Figure 5. A Kyte-Doolittle Hydropathy Plot used to predict the structure of a protein. Because the peaks of the graph reach over a 1.8 hydropathy score at least once, there is most likely a transmembrane region on the MBP1 protein.


Another method of predicting the structure of a protein is shown below:

Figure 6. The Predator Secondary Structure Prediction Method was used to determine that the MBP1 protein secondary structure consists mostly of random coils, while around 37% of the characterizable morphological regions of the protein are alpha helixes.


The following diagram is the result of a BLASTp search to find amino acid sequences similar to that of the MBP1 transcription factor.


Figure 7. A BLASTp search yielded proteins similar to MBP1. The similar proteins included transcription factors in other species, such as Kluyveromyces lactis and Candida glabrata.

The protein function, according to NCBI Gene, is regulation of the cell cycle progression from the G1 phase to the S phase. The following screenshot from NCBI Gene details the protein's molecular function, biological process, and cellular component:

Figure 8. The molecular function, biological process, and cellular component of the MBP1 transcription factor, from NCBI Gene.


III. Non-Annotated YDL057W

The nucleotide sequence for the non-annotated gene YDL057W is available here. The following diagram shows the position of YDL057W on the S. cerevisiae chromosome IV:


Figure 9. The position of YDL057W on S. cerevisiae chromosome IV. From the NCBI MapViewer.


A BLASTn search with the sequence of YDL057W yielded the following results:


Figure 9. The BLASTn results from a query with the nucleotide sequence of YDL057W. As you can see, there is significant similarity between YDL057W and an integrin-like gene in S. cerevisiae.

The following conserved domains were found on the YDL057W gene:


Figure 10. Conserved domains for YDL057W, from the Conserved Domain Database.


The protein coded for by YDL057W has the following amino acid sequence:









A BLASTp search produced the following results:


Figure 11. As you can see, a BLASTp search produces mostly hypothetical proteins.


The following are orthologs of the YDL057W gene:


Figure 12. Orthologs of the YDL057W gene.
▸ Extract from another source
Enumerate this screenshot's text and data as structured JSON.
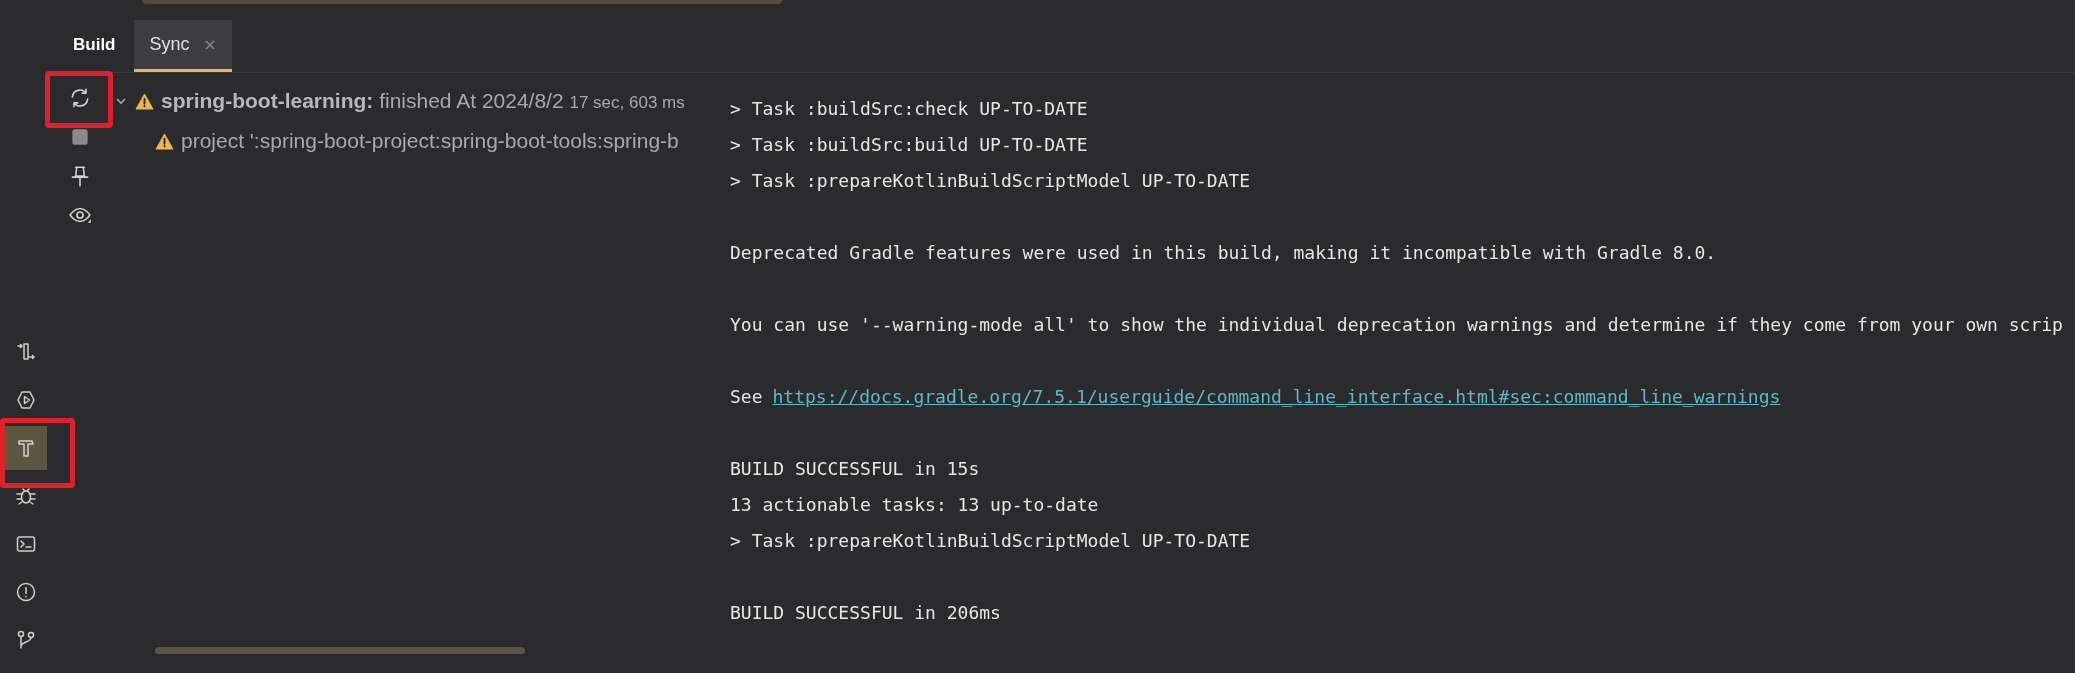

The highest similarity found was in K. lactis with 50% nucleotide similarity.

Figure 13. Kyte-Doolittle Hydropathy Plot showing that there are no transmembrane regions in YDL057W, since the hydropathy score never exceeds 1.8.


Figure 14. Predator analysis predicting the secondary structure of YDL057W. Note that most of the characterizable morphological details of the secondary structure are random coils.
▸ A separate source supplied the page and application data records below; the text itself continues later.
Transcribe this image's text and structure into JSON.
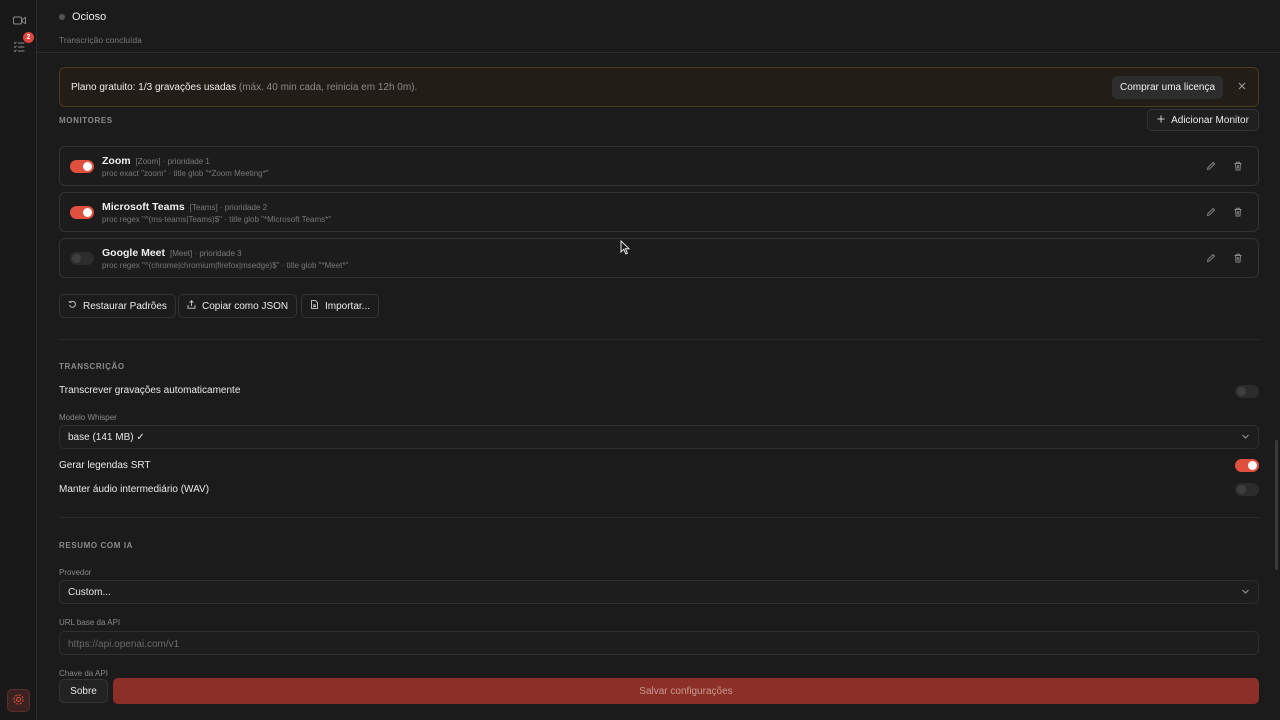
{
  "status": {
    "title": "Ocioso",
    "subtitle": "Transcrição concluída"
  },
  "sidebar": {
    "badge_count": "2",
    "accent": "#e0503e"
  },
  "banner": {
    "bold": "Plano gratuito: 1/3 gravações usadas",
    "muted": " (máx. 40 min cada, reinicia em 12h 0m).",
    "buy_label": "Comprar uma licença"
  },
  "monitors": {
    "section_label": "MONITORES",
    "add_label": "Adicionar Monitor",
    "items": [
      {
        "name": "Zoom",
        "meta": "[Zoom] · prioridade 1",
        "rule": "proc exact \"zoom\" · title glob \"*Zoom Meeting*\"",
        "enabled": true
      },
      {
        "name": "Microsoft Teams",
        "meta": "[Teams] · prioridade 2",
        "rule": "proc regex \"^(ms-teams|Teams)$\" · title glob \"*Microsoft Teams*\"",
        "enabled": true
      },
      {
        "name": "Google Meet",
        "meta": "[Meet] · prioridade 3",
        "rule": "proc regex \"^(chrome|chromium|firefox|msedge)$\" · title glob \"*Meet*\"",
        "enabled": false
      }
    ],
    "restore_label": "Restaurar Padrões",
    "copy_label": "Copiar como JSON",
    "import_label": "Importar..."
  },
  "transcription": {
    "section_label": "TRANSCRIÇÃO",
    "auto_label": "Transcrever gravações automaticamente",
    "auto_enabled": false,
    "model_label": "Modelo Whisper",
    "model_value": "base (141 MB) ✓",
    "srt_label": "Gerar legendas SRT",
    "srt_enabled": true,
    "wav_label": "Manter áudio intermediário (WAV)",
    "wav_enabled": false
  },
  "summary": {
    "section_label": "RESUMO COM IA",
    "provider_label": "Provedor",
    "provider_value": "Custom...",
    "url_label": "URL base da API",
    "url_placeholder": "https://api.openai.com/v1",
    "key_label": "Chave da API"
  },
  "footer": {
    "about_label": "Sobre",
    "save_label": "Salvar configurações"
  }
}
IV. Conclusions

Because the BLASTn analysis showed that YDL057W was very similar to an integrin-like gene in S. cerevisiae, my first instinct was that YDL057W also coded for an integrin-like protein. There is some speculation that an integrin-like gene in baker's yeast could be a prototype for the later integrin-like proteins in eukaryotes. However, integrins are cell adhesion and cell signalling molecules, and therefore it is difficult for me to believe that an integrin-like protein would lack a transmembrane region. Thus, it is difficult to hypothesize about the protein for which YDL057W may code. I do think that a cell adhesion molecule, perhaps one that has no signalling function (and therefore does not need a transmembrane region), is the best guest based on the BLASTn search.
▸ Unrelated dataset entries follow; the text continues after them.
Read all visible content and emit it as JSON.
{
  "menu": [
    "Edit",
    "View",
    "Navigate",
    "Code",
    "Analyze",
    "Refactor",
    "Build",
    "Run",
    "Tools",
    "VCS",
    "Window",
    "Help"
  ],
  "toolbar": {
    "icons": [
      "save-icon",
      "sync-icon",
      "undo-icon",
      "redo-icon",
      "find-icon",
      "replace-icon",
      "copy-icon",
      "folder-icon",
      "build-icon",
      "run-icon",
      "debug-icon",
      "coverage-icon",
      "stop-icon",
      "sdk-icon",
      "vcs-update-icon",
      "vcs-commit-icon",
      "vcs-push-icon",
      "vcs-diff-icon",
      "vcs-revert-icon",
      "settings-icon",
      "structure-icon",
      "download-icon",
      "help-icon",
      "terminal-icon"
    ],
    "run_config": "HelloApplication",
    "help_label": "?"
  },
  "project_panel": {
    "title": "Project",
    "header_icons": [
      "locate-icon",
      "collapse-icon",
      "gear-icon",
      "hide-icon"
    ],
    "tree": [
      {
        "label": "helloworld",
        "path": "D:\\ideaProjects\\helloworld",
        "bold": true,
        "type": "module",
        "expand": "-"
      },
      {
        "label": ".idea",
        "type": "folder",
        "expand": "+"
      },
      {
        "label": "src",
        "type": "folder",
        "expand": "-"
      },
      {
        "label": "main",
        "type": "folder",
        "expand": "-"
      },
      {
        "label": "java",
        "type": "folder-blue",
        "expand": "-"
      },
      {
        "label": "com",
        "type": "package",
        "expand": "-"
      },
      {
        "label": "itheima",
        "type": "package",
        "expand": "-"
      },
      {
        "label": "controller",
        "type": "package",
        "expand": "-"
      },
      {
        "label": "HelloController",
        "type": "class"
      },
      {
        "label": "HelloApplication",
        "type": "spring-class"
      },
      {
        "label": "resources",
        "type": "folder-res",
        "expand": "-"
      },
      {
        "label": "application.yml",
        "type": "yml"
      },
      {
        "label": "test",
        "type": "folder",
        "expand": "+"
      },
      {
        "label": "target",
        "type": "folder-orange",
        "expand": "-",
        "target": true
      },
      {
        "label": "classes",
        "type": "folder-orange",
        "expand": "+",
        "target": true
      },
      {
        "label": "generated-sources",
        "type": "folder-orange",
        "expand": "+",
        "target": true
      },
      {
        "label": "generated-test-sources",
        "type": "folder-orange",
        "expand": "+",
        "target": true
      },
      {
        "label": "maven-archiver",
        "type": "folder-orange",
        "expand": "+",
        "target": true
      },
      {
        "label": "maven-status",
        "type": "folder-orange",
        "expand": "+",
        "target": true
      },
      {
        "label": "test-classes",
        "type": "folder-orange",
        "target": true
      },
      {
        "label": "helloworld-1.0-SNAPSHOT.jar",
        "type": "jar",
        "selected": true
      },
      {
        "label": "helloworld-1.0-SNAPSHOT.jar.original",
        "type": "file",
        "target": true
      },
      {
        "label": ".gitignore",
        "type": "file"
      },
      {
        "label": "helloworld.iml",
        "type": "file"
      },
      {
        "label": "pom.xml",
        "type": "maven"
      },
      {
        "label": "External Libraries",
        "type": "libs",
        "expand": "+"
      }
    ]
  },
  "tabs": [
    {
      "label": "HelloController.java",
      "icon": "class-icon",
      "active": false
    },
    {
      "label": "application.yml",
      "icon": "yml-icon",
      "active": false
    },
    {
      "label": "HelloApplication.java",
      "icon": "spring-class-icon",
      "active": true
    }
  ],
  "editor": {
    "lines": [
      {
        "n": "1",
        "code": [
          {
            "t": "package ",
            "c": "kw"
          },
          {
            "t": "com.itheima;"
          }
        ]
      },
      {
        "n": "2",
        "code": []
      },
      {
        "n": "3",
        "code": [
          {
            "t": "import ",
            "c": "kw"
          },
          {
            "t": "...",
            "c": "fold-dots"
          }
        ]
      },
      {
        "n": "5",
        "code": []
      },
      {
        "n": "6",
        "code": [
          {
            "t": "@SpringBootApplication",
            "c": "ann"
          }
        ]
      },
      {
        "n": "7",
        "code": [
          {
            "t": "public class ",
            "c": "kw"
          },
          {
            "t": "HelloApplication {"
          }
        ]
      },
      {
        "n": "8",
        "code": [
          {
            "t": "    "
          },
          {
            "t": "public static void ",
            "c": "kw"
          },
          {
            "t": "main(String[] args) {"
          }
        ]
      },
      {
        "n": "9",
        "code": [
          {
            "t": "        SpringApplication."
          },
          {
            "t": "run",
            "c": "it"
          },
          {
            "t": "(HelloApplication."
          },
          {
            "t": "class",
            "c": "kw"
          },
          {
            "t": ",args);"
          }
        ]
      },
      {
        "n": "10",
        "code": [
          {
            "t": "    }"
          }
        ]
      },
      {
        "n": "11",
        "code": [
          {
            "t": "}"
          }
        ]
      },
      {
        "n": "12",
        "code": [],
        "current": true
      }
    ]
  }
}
V. References

Hodge, C.W., Mehmert, K.K., Kelley, S.P., McMahon, T., Haywood, A., Olive, M.F., Wang, D., Sanchez-Perez, A.M., and R.O. Messing. (1999) Supersensitivity to allosteric GABA(A) receptor modulators and alcohol in mice lacking PKCepsilon. Nat. Neurosci. 2(11): 997-1002.

Author Last Name, Initials. Date page created or revised. Title of page. Title of larger work if applicable. <URL>. Accession date.

Kyte-Doolittle Hydropathy Plot. 2005. < > Accessed 2005 7 Oct.

NCBI. 2005. National Center for Biotechnology Information. <> Accessed 2005 7 Oct.

PREDATOR Database 2005. <> Accessed 2005 7 Oct.

Saccharomyces Genome Database. 2005. <> Accessed 2005 7 Oct.

Jump to Top of Page

Please Contact Julie Ruble with any questions or comments.

Genomics at Davidson

Davidson Home